Even in this period of economic uncertainty, I work in a booming business: I treat overweight patients for a living. My clinic is full of seriously overweight people — a star CEO, a full-time housewife. Obesity doesn’t discriminate.
This is not a situation I celebrate: My dream is to have a waiting room of mostly normal-weight patients in follow-up treatment from successful weight loss.
There is no doubt that the United States is in the midst of an obesity epidemic. Well over half the population is overweight or obese, despite concerted efforts to educate the public. The human and financial costs are almost unimaginable. The journal Health Affairs reported in 2009 that medical costs for the more than one-third of Americans who are obese were estimated at about $150 bill ion in 2008. We spend five times more on obesity each year than the government spends on the National Institutes of Health.
But the impact of obesity goes far beyond statistics. It deeply affects the way patients live. The stigma of obesity is overwhelming and unchecked. Every day I hear stories of cruelty and misunderstanding that bring my patients — and me — to tears.
We are failing to meet our public health goals and our commitment to patients as human beings. In part, this is because we live in an environment that promotes weight gain: All around us are single-serving high-calorie coffee drinks as large as wine bottles, unwalkable neighborhoods and fast, inexpensive, unhealthful food.
Against these pressures, medical professionals have few treatment options that work. Yes, we encourage patients to diet and exercise, but those tools alone are not a realistic solution to the crush of patients I see every day. Diet, exercise and lifestyle modification are starting points. In an environment in which the pressures pushing the population toward obesity are supercharged, we need supercharged interventions.
Yet we lack new tools to manage the disease. There have been enormous leaps in our understanding of the causes of obesity — insights into metabolism, breakthroughs in perspective on craving. It is quite clear that once someone gains weight, the body will turn on a host of defense mechanisms to maintain that higher weight. Most people are trying to fight biology and not just “habits” wh en they try to lose weight.
Unfortunately, we’ve been stymied by an unrealistic and naive conversation about the risks and benefits of medications to manage obesity. Yes, there are risks with any medication, but there are even more serious risks with obesity and the associated cruel treatment of the obese inherent to our society. It has been more than a decade since doctors have had a new obesity drug to work with.
Three new therapies went before the Food and Drug Administration in the past year, and the agency found all three provided reasonable weight loss that physicians desperately need to manage patients. Yet none of those drugs has been approved; the FDA found them wanting because of concerns about their risks.
I am not arguing that there are not risks associated with medical therapy for obesity.
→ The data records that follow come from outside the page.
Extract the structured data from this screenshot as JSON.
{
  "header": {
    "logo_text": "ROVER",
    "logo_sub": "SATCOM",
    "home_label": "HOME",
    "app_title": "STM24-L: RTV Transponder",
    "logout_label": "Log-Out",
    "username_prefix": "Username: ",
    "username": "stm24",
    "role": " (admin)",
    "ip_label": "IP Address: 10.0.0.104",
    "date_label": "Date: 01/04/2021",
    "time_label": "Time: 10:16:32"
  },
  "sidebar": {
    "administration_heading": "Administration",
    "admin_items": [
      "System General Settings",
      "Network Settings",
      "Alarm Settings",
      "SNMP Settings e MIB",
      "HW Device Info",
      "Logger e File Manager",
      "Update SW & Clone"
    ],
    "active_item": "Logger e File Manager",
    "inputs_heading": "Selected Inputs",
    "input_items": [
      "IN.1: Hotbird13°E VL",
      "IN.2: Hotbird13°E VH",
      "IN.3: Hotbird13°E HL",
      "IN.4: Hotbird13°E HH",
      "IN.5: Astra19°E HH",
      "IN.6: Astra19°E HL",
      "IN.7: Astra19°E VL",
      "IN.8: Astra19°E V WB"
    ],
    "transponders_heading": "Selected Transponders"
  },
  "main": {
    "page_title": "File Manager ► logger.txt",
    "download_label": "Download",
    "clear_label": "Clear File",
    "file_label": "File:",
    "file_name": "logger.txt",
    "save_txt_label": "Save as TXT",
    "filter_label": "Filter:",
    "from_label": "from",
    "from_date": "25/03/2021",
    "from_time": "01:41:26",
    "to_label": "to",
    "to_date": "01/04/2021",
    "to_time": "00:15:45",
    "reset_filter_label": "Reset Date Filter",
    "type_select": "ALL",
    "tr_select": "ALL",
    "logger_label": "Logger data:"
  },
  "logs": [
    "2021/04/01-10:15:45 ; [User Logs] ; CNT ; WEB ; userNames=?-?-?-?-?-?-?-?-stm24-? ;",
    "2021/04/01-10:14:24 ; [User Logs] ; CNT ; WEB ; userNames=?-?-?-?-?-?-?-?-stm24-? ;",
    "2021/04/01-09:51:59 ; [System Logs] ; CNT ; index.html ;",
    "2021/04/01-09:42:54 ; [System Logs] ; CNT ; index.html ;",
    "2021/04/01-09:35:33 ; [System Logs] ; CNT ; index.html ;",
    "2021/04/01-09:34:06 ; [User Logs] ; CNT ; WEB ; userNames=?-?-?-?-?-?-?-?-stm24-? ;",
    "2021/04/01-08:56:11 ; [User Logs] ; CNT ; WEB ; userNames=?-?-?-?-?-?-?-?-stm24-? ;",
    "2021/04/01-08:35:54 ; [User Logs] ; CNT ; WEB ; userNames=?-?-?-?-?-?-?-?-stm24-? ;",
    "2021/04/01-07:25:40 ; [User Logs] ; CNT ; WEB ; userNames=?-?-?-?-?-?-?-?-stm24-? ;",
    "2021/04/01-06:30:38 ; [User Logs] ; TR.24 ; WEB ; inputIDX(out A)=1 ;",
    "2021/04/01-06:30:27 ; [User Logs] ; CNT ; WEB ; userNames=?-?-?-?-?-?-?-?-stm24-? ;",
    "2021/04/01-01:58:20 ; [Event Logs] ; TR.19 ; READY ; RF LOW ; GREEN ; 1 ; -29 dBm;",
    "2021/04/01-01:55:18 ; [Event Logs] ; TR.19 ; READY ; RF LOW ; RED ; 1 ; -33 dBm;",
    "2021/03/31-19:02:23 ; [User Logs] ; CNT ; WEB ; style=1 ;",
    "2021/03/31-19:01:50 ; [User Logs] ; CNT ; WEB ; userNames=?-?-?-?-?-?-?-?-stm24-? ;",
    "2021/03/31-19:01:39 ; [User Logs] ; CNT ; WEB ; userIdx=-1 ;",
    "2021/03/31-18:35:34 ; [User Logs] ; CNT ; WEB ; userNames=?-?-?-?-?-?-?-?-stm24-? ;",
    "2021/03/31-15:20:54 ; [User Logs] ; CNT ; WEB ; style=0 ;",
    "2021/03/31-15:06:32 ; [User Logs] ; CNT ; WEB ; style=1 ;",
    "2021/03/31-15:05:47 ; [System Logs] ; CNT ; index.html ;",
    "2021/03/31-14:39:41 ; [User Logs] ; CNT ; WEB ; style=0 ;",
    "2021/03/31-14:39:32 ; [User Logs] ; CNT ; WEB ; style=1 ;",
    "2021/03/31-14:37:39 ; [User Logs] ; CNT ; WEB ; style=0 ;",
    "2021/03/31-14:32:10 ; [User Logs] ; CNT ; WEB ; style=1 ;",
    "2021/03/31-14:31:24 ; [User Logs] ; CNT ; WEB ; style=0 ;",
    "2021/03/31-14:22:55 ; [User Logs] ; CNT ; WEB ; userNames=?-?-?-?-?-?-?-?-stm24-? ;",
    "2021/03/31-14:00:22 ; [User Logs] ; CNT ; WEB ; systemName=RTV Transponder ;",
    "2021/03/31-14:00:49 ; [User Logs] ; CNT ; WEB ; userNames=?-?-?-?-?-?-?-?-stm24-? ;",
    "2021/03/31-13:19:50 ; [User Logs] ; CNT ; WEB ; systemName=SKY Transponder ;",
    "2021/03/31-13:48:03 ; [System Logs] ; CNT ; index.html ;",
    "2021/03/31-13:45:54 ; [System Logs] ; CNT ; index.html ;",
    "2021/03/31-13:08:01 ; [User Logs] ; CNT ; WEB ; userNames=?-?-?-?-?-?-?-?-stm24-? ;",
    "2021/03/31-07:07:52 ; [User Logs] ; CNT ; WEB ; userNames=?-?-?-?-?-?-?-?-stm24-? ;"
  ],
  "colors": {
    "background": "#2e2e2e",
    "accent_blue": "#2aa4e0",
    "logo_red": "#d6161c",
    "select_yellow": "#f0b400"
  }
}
But even the theoretical risks pale next to the risks of undertreating obesity. As a doctor on the front lines, I’ve seen hundreds of patients — hardworking, medically conscientious people — progress to diabetes, cardiovascular disease and degenerative joint disease. I’ve seen patients lose their feet, kidney function and vision to complications from diabetes and obesity. I’ve seen lives cut short and families devastated by heart disease. These are not hypothetical risks of obesity. This is what I see daily.
It’s time for a reasonable conversation about what kind of medication risks doctors and patients should be willing to accept in return for benefits that hold the potential to fight this disease. Demanding that obesity drugs carry no real or possible risks sends the message that the disease I treat every day isn’t serious and that the rare risk of a major side effect outweighs the insidio us complications of obesity.
The FDA needs to establish clear guidelines on what risks are acceptable. It needs to talk to doctors and patients about what is at stake in the battle over obesity. And it needs to hold drugmakers responsible for quantifying those risks, after approval.
My waiting room is not getting any less crowded, and the health risks my patients face aren’t diminishing. Right now, it’s not medical treatment that’s threatening my patients’ health. The truly grave risk comes from the lack of viable options.
Ken Fujioka, a diabetologist and internal medicine specialist, directs the Nutrition and Metabolic Research Center and the Center for Weight Management and is a member of the Division of Diabetes and Endocrinology at the Scripps Clinic – Del Mar in San Diego. He has conducted clinical research in collaboration with multiple companies developing drugs related to treating obesity.